A TREASURE FOR COLLECTORS AND AFICIONADOS Dec 28, 2001
Published by the vaunted Red Crane Books of Santa Fe, New Mexico, this three volume set on religious art and wooden artifacts of New Mexico is a rare, rich visual and intellectual repast. It would be a treasured gift, one to which collectors and aficionados will return time and again.
Larry Frank is remembered for "The New Kingdom of the Saints" (1997), while Skip Miller is curator and director, Taos Historic Museums.
With 842 stunning color photographs and 848 pages A Land so Remote surely holds the most comprehensive and accessible information on this subject. Many of the photos included are of rare objects gleaned from nine museums and a number of private collections. Carefully selected for the part each plays in this artistic corpus, photos are accompanied by concise essays that enhance knowledge while still piquing an interest to know more.
Volumes I and II beautifully present the growth of religious art during a period of over 125 years. It was a time when in order to undergird their faith Spanish settlers turned to santos, visual representations of saints. Thus was born an art form unique to America which once was of great import in churches, communities and homes.. Santos were, if you will, incarnations of the hopes and dreams of these immigrants.
"Rightly understood," author Frank remarks, "santos are a kind of `liberation theology' written in the language of wood, plaster, and paint, an understanding of Christianity that empowers the poor to free themselves from unjust socioeconomic and cultural structures in the larger world and within themselves.
Volume III centers on wooden objects, such as tools, furniture, toys, and domestic utensils. These objects testify to the influence of the Spanish on the traditions of the indigenous inhabitants of this region.
Photographer Michael O'Shaughnessy described his task as a "...wonderful, often awesome, experience of having such close contact with material that radiates the love and importance that their makers brought to their creation."

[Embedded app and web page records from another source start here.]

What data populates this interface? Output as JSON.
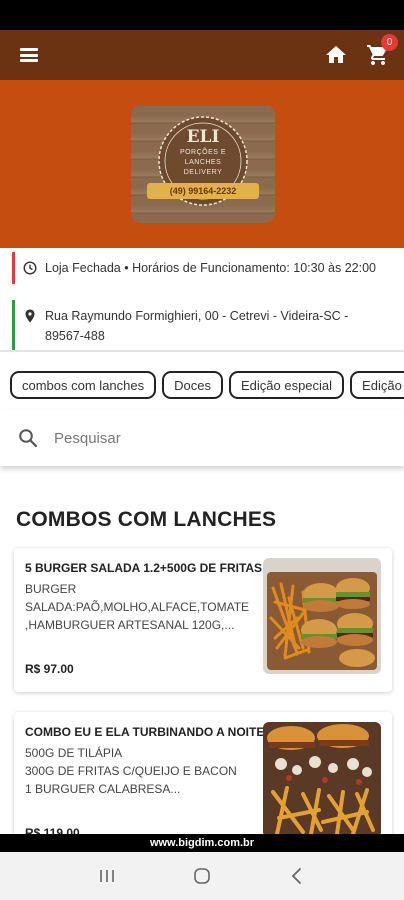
{
  "header": {
    "cart_count": "0",
    "icons": [
      "menu-icon",
      "home-icon",
      "cart-icon"
    ]
  },
  "logo": {
    "title": "ELI",
    "line1": "PORÇÕES E",
    "line2": "LANCHES",
    "line3": "DELIVERY",
    "phone": "(49) 99164-2232"
  },
  "store_info": {
    "status": "Loja Fechada • Horários de Funcionamento: 10:30 às 22:00",
    "address": "Rua Raymundo Formighieri, 00 - Cetrevi - Videira-SC - 89567-488"
  },
  "categories": [
    "combos com lanches",
    "Doces",
    "Edição especial",
    "Edição"
  ],
  "search": {
    "placeholder": "Pesquisar"
  },
  "section": {
    "title": "COMBOS COM LANCHES"
  },
  "products": [
    {
      "name": "5 BURGER SALADA 1.2+500G DE FRITAS",
      "description": "BURGER SALADA:PAÕ,MOLHO,ALFACE,TOMATE ,HAMBURGUER ARTESANAL 120G,...",
      "price": "R$ 97.00"
    },
    {
      "name": "COMBO EU E ELA TURBINANDO A NOITE",
      "description": "500G DE TILÁPIA\n300G DE FRITAS C/QUEIJO E BACON\n1 BURGUER CALABRESA...",
      "price": "R$ 119.00"
    }
  ],
  "footer": {
    "url": "www.bigdim.com.br"
  },
  "colors": {
    "app_bar": "#6b3311",
    "hero": "#c44d0f",
    "status_closed": "#e53935",
    "address_marker": "#2e9b40"
  }
}
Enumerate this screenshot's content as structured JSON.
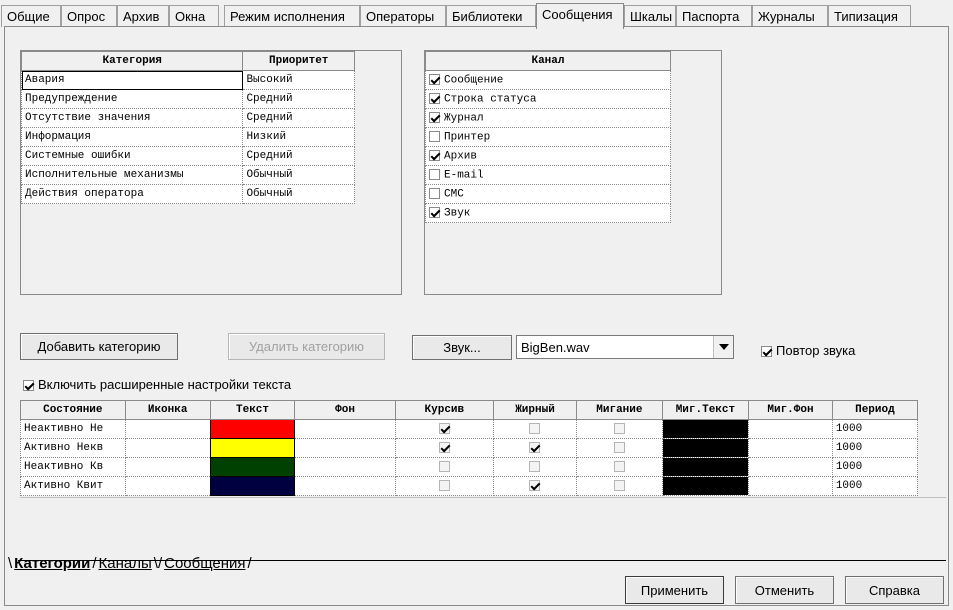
{
  "tabs": [
    "Общие",
    "Опрос",
    "Архив",
    "Окна",
    "Режим исполнения",
    "Операторы",
    "Библиотеки",
    "Сообщения",
    "Шкалы",
    "Паспорта",
    "Журналы",
    "Типизация"
  ],
  "active_tab": 7,
  "categories": {
    "headers": {
      "category": "Категория",
      "priority": "Приоритет"
    },
    "rows": [
      {
        "name": "Авария",
        "priority": "Высокий"
      },
      {
        "name": "Предупреждение",
        "priority": "Средний"
      },
      {
        "name": "Отсутствие значения",
        "priority": "Средний"
      },
      {
        "name": "Информация",
        "priority": "Низкий"
      },
      {
        "name": "Системные ошибки",
        "priority": "Средний"
      },
      {
        "name": "Исполнительные механизмы",
        "priority": "Обычный"
      },
      {
        "name": "Действия оператора",
        "priority": "Обычный"
      }
    ]
  },
  "channels": {
    "header": "Канал",
    "rows": [
      {
        "name": "Сообщение",
        "checked": true
      },
      {
        "name": "Строка статуса",
        "checked": true
      },
      {
        "name": "Журнал",
        "checked": true
      },
      {
        "name": "Принтер",
        "checked": false
      },
      {
        "name": "Архив",
        "checked": true
      },
      {
        "name": "E-mail",
        "checked": false
      },
      {
        "name": "СМС",
        "checked": false
      },
      {
        "name": "Звук",
        "checked": true
      }
    ]
  },
  "buttons": {
    "add_category": "Добавить категорию",
    "delete_category": "Удалить категорию",
    "sound": "Звук...",
    "apply": "Применить",
    "cancel": "Отменить",
    "help": "Справка"
  },
  "sound_file": "BigBen.wav",
  "repeat_sound": {
    "label": "Повтор звука",
    "checked": true
  },
  "extended_text": {
    "label": "Включить расширенные настройки текста",
    "checked": true
  },
  "states": {
    "headers": [
      "Состояние",
      "Иконка",
      "Текст",
      "Фон",
      "Курсив",
      "Жирный",
      "Мигание",
      "Миг.Текст",
      "Миг.Фон",
      "Период"
    ],
    "rows": [
      {
        "name": "Неактивно Не",
        "text_color": "#ff0000",
        "italic": true,
        "bold": false,
        "blink": false,
        "blink_text_color": "#000000",
        "period": "1000"
      },
      {
        "name": "Активно Некв",
        "text_color": "#ffff00",
        "italic": true,
        "bold": true,
        "blink": false,
        "blink_text_color": "#000000",
        "period": "1000"
      },
      {
        "name": "Неактивно Кв",
        "text_color": "#004000",
        "italic": false,
        "bold": false,
        "blink": false,
        "blink_text_color": "#000000",
        "period": "1000"
      },
      {
        "name": "Активно Квит",
        "text_color": "#000040",
        "italic": false,
        "bold": true,
        "blink": false,
        "blink_text_color": "#000000",
        "period": "1000"
      }
    ]
  },
  "bottom_tabs": [
    "Категории",
    "Каналы",
    "Сообщения"
  ]
}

Such is the case with readers as they leaf through the pages of these landmark volumes.